While the pandemic has changed many things about the world, the requirements for manufacturers aren't one of them. A predictive manufacturing system can make it easier to meet those requirements.
Prior to COVID-19, there was pressure on manufacturers to be as reliable and predictable as possible, Gartner analyst Simon Jacobson said. Those imperatives are still there, and, if anything, have been garnering even more attention. However, predictive manufacturing interest isn't all pandemic-driven.
The flurry of recent predictive implementations is still anchored by different analytic techniques, whether that's looking at multi-variate statistics or taking part in pattern analysis or forecasting, Jacobson said. Two factors have helped to boost interest recently: a reduction in the cost of computing needed to work with large data sets and the rise of a self-service model that doesn't depend on direct work by a data scientist.
"You aren't necessarily looking for a needle in a haystack anymore -- you are just going after a better view of the haystack," Jacobson said.
Simon JacobsonAnalyst, Gartner
For example, an organization might find there's an issue with a specific variability in a batch of product, and the organization needs to determine whether it's a raw materials issue or something else that caused that variability, he said.
"To determine that root cause is one thing, but to make sure it doesn't happen again is where predictive comes in," Jacobson said.
If a manufacturer has a predictive manufacturing system, it can look at all the data -- everything from materials to the habits of particular workers to an increase in humidity within the plant – and decide what factors to monitor going forward to prevent a repeat of the problem.
Drawbacks of predictive analytics
Using a predictive manufacturing system and the predictive analytics that underpin it has become increasingly popular.

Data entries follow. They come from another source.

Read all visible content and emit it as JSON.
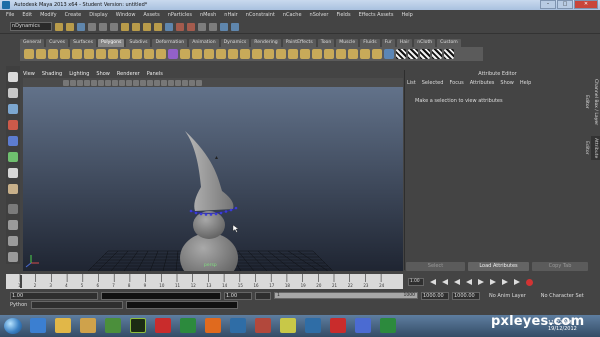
{
  "window": {
    "title": "Autodesk Maya 2013 x64 - Student Version: untitled*"
  },
  "menus": [
    "File",
    "Edit",
    "Modify",
    "Create",
    "Display",
    "Window",
    "Assets",
    "nParticles",
    "nMesh",
    "nHair",
    "nConstraint",
    "nCache",
    "nSolver",
    "Fields",
    "Effects Assets",
    "Help"
  ],
  "status": {
    "mode": "nDynamics"
  },
  "shelf": {
    "tabs": [
      "General",
      "Curves",
      "Surfaces",
      "Polygons",
      "Subdivs",
      "Deformation",
      "Animation",
      "Dynamics",
      "Rendering",
      "PaintEffects",
      "Toon",
      "Muscle",
      "Fluids",
      "Fur",
      "Hair",
      "nCloth",
      "Custom"
    ],
    "active_tab": "Polygons"
  },
  "viewport": {
    "menu": [
      "View",
      "Shading",
      "Lighting",
      "Show",
      "Renderer",
      "Panels"
    ],
    "camera_label": "persp"
  },
  "attribute_editor": {
    "title": "Attribute Editor",
    "menu": [
      "List",
      "Selected",
      "Focus",
      "Attributes",
      "Show",
      "Help"
    ],
    "message": "Make a selection to view attributes",
    "buttons": {
      "select": "Select",
      "load": "Load Attributes",
      "copy": "Copy Tab"
    },
    "side_tabs": {
      "channel_box": "Channel Box / Layer Editor",
      "ae": "Attribute Editor"
    }
  },
  "timeline": {
    "ticks": [
      "1",
      "2",
      "3",
      "4",
      "5",
      "6",
      "7",
      "8",
      "9",
      "10",
      "11",
      "12",
      "13",
      "14",
      "15",
      "16",
      "17",
      "18",
      "19",
      "20",
      "21",
      "22",
      "23",
      "24"
    ],
    "current": "1.00"
  },
  "range": {
    "start": "1.00",
    "end_inner": "1.00",
    "slider_start": "1",
    "slider_end": "1000",
    "end": "1000.00",
    "max": "1000.00",
    "anim_layer": "No Anim Layer",
    "char_set": "No Character Set"
  },
  "command": {
    "label": "Python"
  },
  "taskbar": {
    "time": "11:22 AM",
    "date": "19/12/2012"
  },
  "watermark": {
    "text": "pxleyes.com"
  },
  "colors": {
    "viewport_top": "#5e6c84",
    "viewport_bottom": "#1e2430",
    "shelf_active": "#8a8a8a"
  }
}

That doesn't mean that there aren't potential problems that a manufacturer should be aware of before deciding to adopt one.
For example, one factor driving an "infatuation" with predictive analytics is the rampant experimentation with machine learning that's occurring in manufacturing -- and infatuation can be dangerous, Jacobson said.
When manufacturers are gathering large volumes of data, they need to be sure that the data being captured is actually relevant, he said. In other words, data that correlates but isn't actually causative could lead a company to an incorrect conclusion, which could be costly or even potentially dangerous.
Manufacturers shouldn't blindly place their faith in a predictive manufacturing system.
"A lot of organizations have high confidence in machine learning algorithms but don't really have all the data, and that is a risk," Jacobson said.
For example, a product could become tainted and an organization may not have the algorithms to detect that that occurred.
If a predictive manufacturing system leads to a problem, that could tarnish the company's image.
"Machine learning and predictive gone bad is bad for brand equity," Jacobson said. "The unfortunate thing is that incompleteness in models does not seem to impair decision-making confidence."
New technology infatuation has given much of the industry a tendency to focus on positive outcomes rather than assessing machine learning and predictive manufacturing systems more critically.
"People treat data as a sacred version of the truth," he said.
Use of predictive analytics in manufacturing a journey
The key is understanding the nuances of a predictive manufacturing system and how best to use it to gain advantages.
For example, organizations that are striving for deeper understanding can gain that by using a predictive maintenance system, Jacobson said.
"I know of one chemical company that combined predictive with optical inspection and they used it to identify products that could be downgraded rather than simply rejected," Jacobson said.
Because of this, he said, the company was able to recover one to two million dollars a year because it was creating saleable product rather than waste.
"It sounds like just a cliché, but it really is true: Predictive is a journey," he said.